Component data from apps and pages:
- - -

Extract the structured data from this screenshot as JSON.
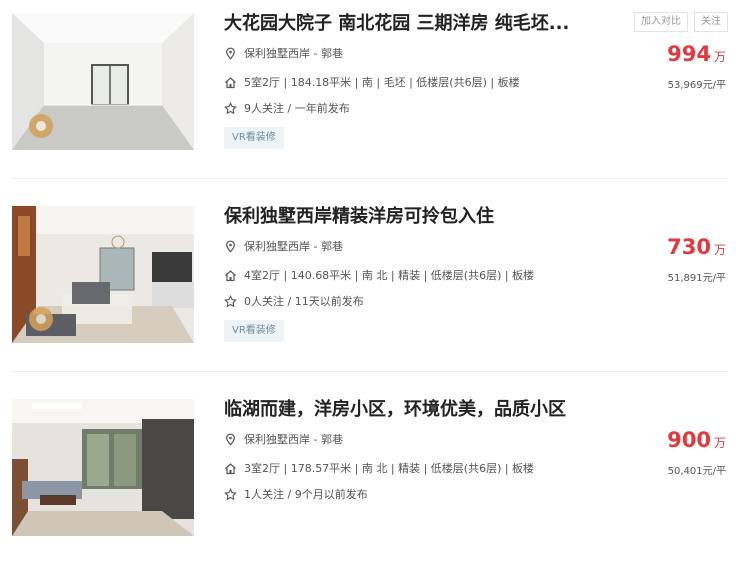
{
  "listings": [
    {
      "title": "大花园大院子 南北花园 三期洋房 纯毛坯...",
      "community": "保利独墅西岸 - 郭巷",
      "info": "5室2厅 | 184.18平米 | 南 | 毛坯 | 低楼层(共6层) | 板楼",
      "follow": "9人关注 / 一年前发布",
      "tag": "VR看装修",
      "price": "994",
      "price_unit": "万",
      "unit_price": "53,969元/平",
      "compare_label": "加入对比",
      "follow_label": "关注",
      "image_icon": "empty-room-photo"
    },
    {
      "title": "保利独墅西岸精装洋房可拎包入住",
      "community": "保利独墅西岸 - 郭巷",
      "info": "4室2厅 | 140.68平米 | 南 北 | 精装 | 低楼层(共6层) | 板楼",
      "follow": "0人关注 / 11天以前发布",
      "tag": "VR看装修",
      "price": "730",
      "price_unit": "万",
      "unit_price": "51,891元/平",
      "image_icon": "living-room-photo"
    },
    {
      "title": "临湖而建，洋房小区，环境优美，品质小区",
      "community": "保利独墅西岸 - 郭巷",
      "info": "3室2厅 | 178.57平米 | 南 北 | 精装 | 低楼层(共6层) | 板楼",
      "follow": "1人关注 / 9个月以前发布",
      "price": "900",
      "price_unit": "万",
      "unit_price": "50,401元/平",
      "image_icon": "living-room-photo"
    }
  ],
  "icons": {
    "location": "location-pin-icon",
    "house": "house-icon",
    "star": "star-icon"
  },
  "colors": {
    "price": "#e4393c",
    "tag_bg": "#eef3f7",
    "tag_text": "#6d8aa3"
  }
}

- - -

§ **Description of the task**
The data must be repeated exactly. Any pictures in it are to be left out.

§ **Answer for the task**
Extract the structured data from this screenshot as JSON.
{
  "listings": [
    {
      "title": "大花园大院子 南北花园 三期洋房 纯毛坯...",
      "community": "保利独墅西岸 - 郭巷",
      "info": "5室2厅 | 184.18平米 | 南 | 毛坯 | 低楼层(共6层) | 板楼",
      "follow": "9人关注 / 一年前发布",
      "tag": "VR看装修",
      "price": "994",
      "price_unit": "万",
      "unit_price": "53,969元/平",
      "compare_label": "加入对比",
      "follow_label": "关注",
      "image_icon": "empty-room-photo"
    },
    {
      "title": "保利独墅西岸精装洋房可拎包入住",
      "community": "保利独墅西岸 - 郭巷",
      "info": "4室2厅 | 140.68平米 | 南 北 | 精装 | 低楼层(共6层) | 板楼",
      "follow": "0人关注 / 11天以前发布",
      "tag": "VR看装修",
      "price": "730",
      "price_unit": "万",
      "unit_price": "51,891元/平",
      "image_icon": "living-room-photo"
    },
    {
      "title": "临湖而建，洋房小区，环境优美，品质小区",
      "community": "保利独墅西岸 - 郭巷",
      "info": "3室2厅 | 178.57平米 | 南 北 | 精装 | 低楼层(共6层) | 板楼",
      "follow": "1人关注 / 9个月以前发布",
      "price": "900",
      "price_unit": "万",
      "unit_price": "50,401元/平",
      "image_icon": "living-room-photo"
    }
  ],
  "icons": {
    "location": "location-pin-icon",
    "house": "house-icon",
    "star": "star-icon"
  },
  "colors": {
    "price": "#e4393c",
    "tag_bg": "#eef3f7",
    "tag_text": "#6d8aa3"
  }
}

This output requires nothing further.